Collection entries

::::

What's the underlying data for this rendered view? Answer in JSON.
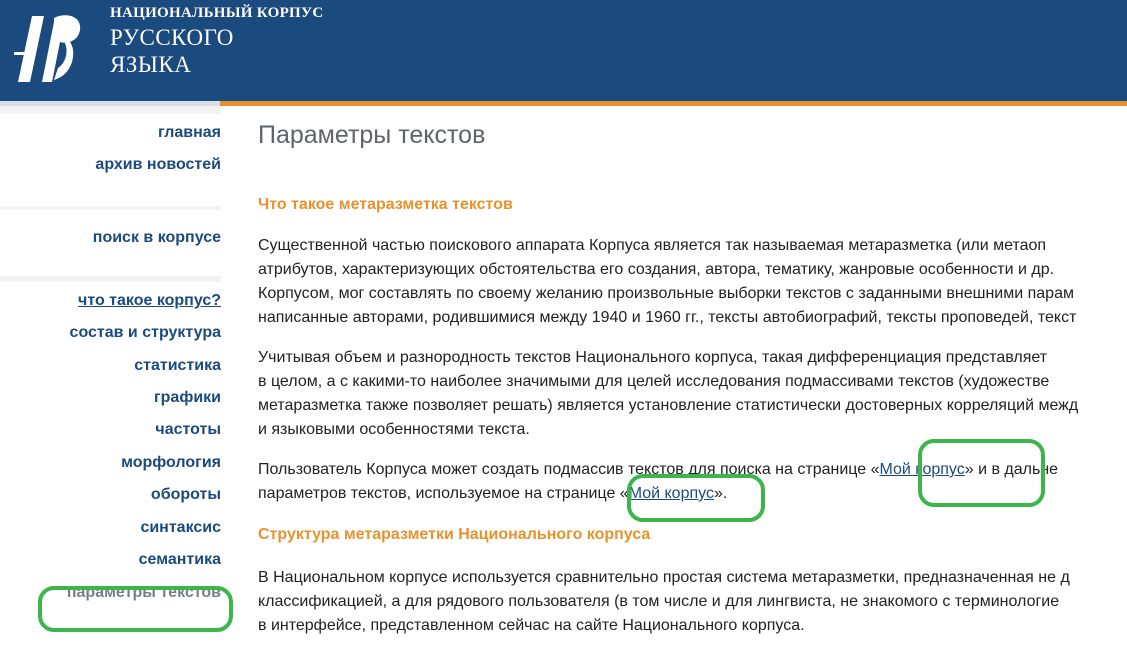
{
  "logo": {
    "line1": "НАЦИОНАЛЬНЫЙ КОРПУС",
    "line2": "РУССКОГО",
    "line3": "ЯЗЫКА",
    "icon": "corpus-logo-icon"
  },
  "sidebar": {
    "items": [
      {
        "label": "главная"
      },
      {
        "label": "архив новостей"
      },
      {
        "label": "поиск в корпусе"
      },
      {
        "label": "что такое корпус?"
      },
      {
        "label": "состав и структура"
      },
      {
        "label": "статистика"
      },
      {
        "label": "графики"
      },
      {
        "label": "частоты"
      },
      {
        "label": "морфология"
      },
      {
        "label": "обороты"
      },
      {
        "label": "синтаксис"
      },
      {
        "label": "семантика"
      },
      {
        "label": "параметры текстов"
      }
    ]
  },
  "main": {
    "title": "Параметры текстов",
    "section1": "Что такое метаразметка текстов",
    "p1": [
      "Существенной частью поискового аппарата Корпуса является так называемая метаразметка (или метаоп",
      "атрибутов, характеризующих обстоятельства его создания, автора, тематику, жанровые особенности и др.",
      "Корпусом, мог составлять по своему желанию произвольные выборки текстов с заданными внешними парам",
      "написанные авторами, родившимися между 1940 и 1960 гг., тексты автобиографий, тексты проповедей, текст"
    ],
    "p2": [
      "Учитывая объем и разнородность текстов Национального корпуса, такая дифференциация представляет",
      "в целом, а с какими-то наиболее значимыми для целей исследования подмассивами текстов (художестве",
      "метаразметка также позволяет решать) является установление статистически достоверных корреляций межд",
      "и языковыми особенностями текста."
    ],
    "p3": {
      "line1_before": "Пользователь Корпуса может создать подмассив текстов для поиска на странице «",
      "link1": "Мой корпус",
      "line1_after": "» и в дальне",
      "line2_before": "параметров текстов, используемое на странице «",
      "link2": "Мой корпус",
      "line2_after": "»."
    },
    "section2": "Структура метаразметки Национального корпуса",
    "p4": [
      "В Национальном корпусе используется сравнительно простая система метаразметки, предназначенная не д",
      "классификацией, а для рядового пользователя (в том числе и для лингвиста, не знакомого с терминологие",
      "в интерфейсе, представленном сейчас на сайте Национального корпуса."
    ]
  },
  "colors": {
    "header": "#1b4a7e",
    "accent_orange": "#e8922c",
    "highlight_green": "#3eb54b",
    "link": "#1b4a7e"
  }
}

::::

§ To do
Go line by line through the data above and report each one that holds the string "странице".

§ Reply to the exercise
      "line1_before": "Пользователь Корпуса может создать подмассив текстов для поиска на странице «",
      "line2_before": "параметров текстов, используемое на странице «",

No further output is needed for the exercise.